The DNA fragment from E. coli ATCC 11303 which is cloned as the SalI-SmaI fragment of about 1 MD carries the ilvE gene without the natural promoter. Rather, the expression of the gene is effected after cloning in pBR322 which has been digested with SalI and PvuII by transcription starting from the tetracycline promoter from pBR322, followed by translation of the mRNA corresponding to ilvE. Although the tetracycline promoter from pBR322 is relatively strong and gives good protein yields, it cannot be regulated by changing the temperature. In order to make it possible to use temperature to regulate the expression of ilvE, the SalI-EcoRI fragment carrying the tetracycline promoter at the 5' end of the ilvE gene is replaced by a SalI-EcoRI fragment on which are located the PR promoter of phage λ and the temperature-sensitive repressor gene cI857. The vector pCQV2 acts as source of this fragment (Queen, J. Molec. and Applied Genetics 2 (1983) 1-10). The vector pCQV2 is completely digested with the restriction enzymes EcoRI and SalI. The vector obtained as in Example 8 is likewise completely digested with these enzymes. This entails the particular enzymes being added simultaneously to the DNA, and the mixture being incubated in REB buffer [50 mM NaCl, 10 mM tris-HCl, pH 7.5; 6 mM 2-mercaptoethanol, 6 mM MgCl2, 100 μg/ml bovine serum albumin, 0.01% non-ionic surfactant (®Triton X-100)] at 37° C. for one hour. The total volume of the mixtures in 50 μl, with a DNA concentration of 20 μg/ml. The completeness of the digestions is checked by agarose gel electrophoresis of a 5 μl aliquot of each of the mixtures. The two mixtures are heated at 65° C. for 10 minutes, the restriction enzymes are removed by phenol treatment, and the cut plasmid DNA is purified by ethanol precipitation and subsequent washing with 70% strength ethanol. After drying in vacuo, the respective DNAs are resuspended in 50 μl of TE buffer, and 10 μl of each mixture are pipetted into the same vessel. The mixture is adjusted to the medium recommended by the manufacturer (New England Biolabs) as optimal for the enzyme T4 DNA ligase, and 10 units of the enzyme T4 DNA ligase are added. The mixture is incubated at 16° C. for 16 hours, and then competent cells of the E. coli strain HB 101 are transformed with a 10 μl aliquot of the ligase mixture. Ampicillin-resistant colonies are selected and, after minilysis, plasmid DNA from these clones is subjected to a double digestion with the restriction enzymes SalI and EcoRI. It is possible by agarose gel electrophoresis to identify clones which contain plasmids with the expected fragment pattern.

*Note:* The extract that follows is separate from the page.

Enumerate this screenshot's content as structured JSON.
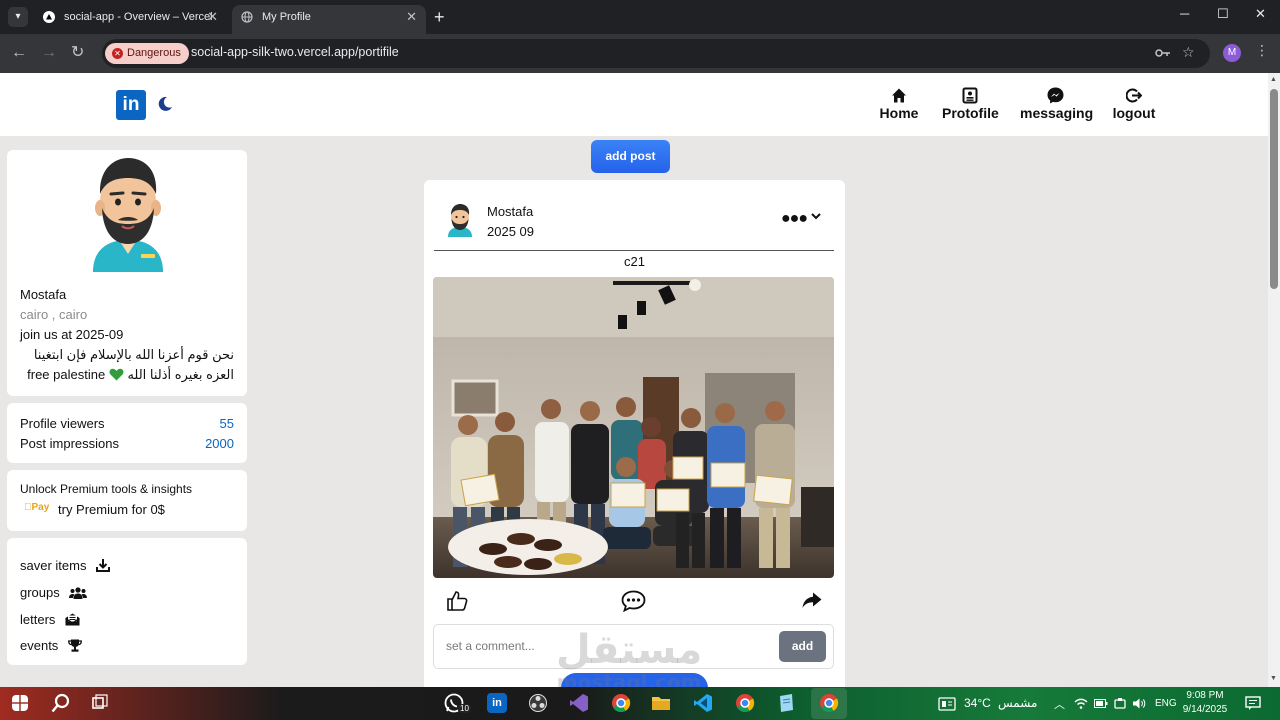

Two of the clones identified in this way are cultured in LB medium (Miller, loc. cit.) at an incubation temperature of 30° C. or 37° C. The figure for the enzyme activity of the ilvE gene product from bacteria cultured at 37° C. which emerges on investigation is a factor of 5-10 above that of a plasmid-free comparison strain. The figures measured on investigation of the enzyme activity of the clone cultured at 30° C. are virtually identical to those of a plasmid-free comparison strain. In contrast, if the bacteria are cultured at 30° C., and then the temperature of the culture is increased to 45° C. by shaking in a waterbath at 65° C., and the culture is then further incubated at 37° C. for 2 hours, the enzyme activities which can be measured are increased at least 10-fold.